It hardly seems 12 months ago since I attended a West of England Initiative and Bristol Festival of Ideas event which heatedly discussed the issue of staying in the EU or leaving it. The vast majority of that audience were pro remaining and it seemed highly likely that common sense would prevail and we would be staying in the EU; the alternative was just too alien a concept. Or so I thought!
We all know the result of the referendum, and one year on from that fateful day I joined a follow up event ‘Brexit: one year on’ – jointly hosted by the West of England Initiative Evening last night, which focused on what Brexit means - for business, for the region and for the UK.
I as among 200 other guests at the University of Bristol who listened to a distinguished panel of experts explore some of the critical issues surrounding negotiations and what the coming months and years might hold.
The panel, which featured Professor Alan Winters (UK Trade Policy Observatory); Heather Stewart (the Guardian); Vicky Pryce (Centre for Economics and Business Research); Simon Tilford (Centre for European Reform) and Philip Oltermann (the Guardian), took questions from chair Andrew Kelly and audience members to explore:
- The unfolding political dynamics within the UK and EU and how they might influence Brexit negotiations.
- The UK and EU negotiating positions and the trade-offs involved.
- Possible scenarios and their likely implications for business, the economy and citizens.
I was blown away by the quality of the discussion, and in awe of their expertise on the subject, noting with not a little jealousy, that few if any of the panel needed to refer to any notes.
I found the whole panel engaging and insightful.
We were also shown a short film highlighting the perspectives of four local businesses on the issues that Brexit presents for them.

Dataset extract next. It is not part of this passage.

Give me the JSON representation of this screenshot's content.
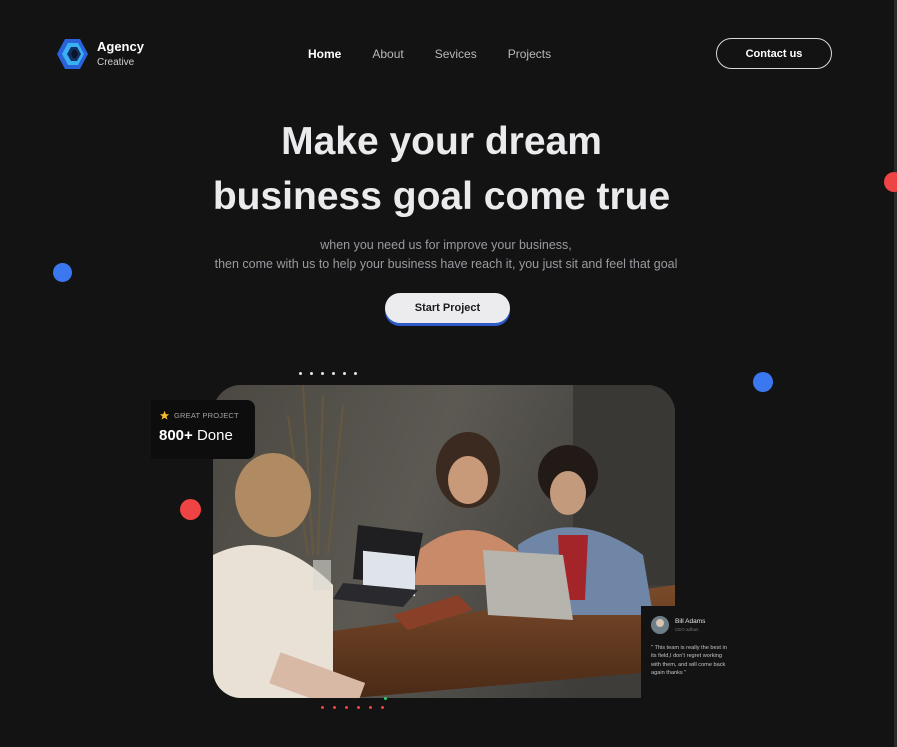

It was interesting to see that all four were concerned about tariffs, customs paperwork, quality standards and how it would impact the employment of EU citizens.
Jenny Goss from O’Leary Goss Architects reflected many businesses' sentiments when she said "one year on we still don't know what's happening'. She is particularly concerned about staff – not just recruiting staff (25% of her staff are EU nationals) – but also being able to identify quality architects if we no longer are part of the EU’s globally accepted standards. She said leaving the EU will have an effect on materials, costs and the length of a contract and ultimately it will impact on the choices clients will have.
Andrew Varga from Seetru is equally concerned about staff, in particular the skills shortage leaving the EU could bring about. With a skilled machinist taking 6 years to be fully trained, Seetru currently recruit from Eastern Europe. He is concerned that if work permits were required they would hamper employment and he won't be able to bring in the calibre of people the company requires. He said "EU standards are sensible and provide globally accepted standards." I heard many a chuckle in the audience when he went on to say that "the only red tape is the British habit of gold plating EU regulations."
Simon Booth from Kiddimoto, a growth business exporting to 40 countries was concerned about the increase in bureaucracy, import and export duties and the level of paperwork. His biggest concern was about trademarks which at the moment are protected under EU legislation. If this moves to UK protection then he will incur substantial extra costs. He went on to say that he is taking action to counteract the challenges posed by Brexit; looking for opportunities within the UK and further afield beyond Europe. Talking to guests afterwards I was struck by just how many identified with his plea for "common sense from negotiators". It clearly resonated with the audience.
James Naylor from Eurocarb, reiterated Goss's frustration that 'one year on nothing has happened'. He needs to employ European citizens as languages are an essential requirement in his sales team. He said if it was a hard Brexit then he would need to create a company within the EU which would mean investing more in that company than in the UK business. A powerful statement that brought a few sharp intakes of breath from people around me.
In their remarks to open and close the event, both Professor Steve West (President of Bristol Chamber & Initiative at Business West) and Professor Judith Squires (University of Bristol) emphasised that Bristol is an open, diverse and trading city which is working across business, government and civil society to interrogate and promote solutions that work for the area post-Brexit.
As an employee of Business West, I know that we will continue to play an active role here and we’ll be working hard to ensure the views of business are heard in government.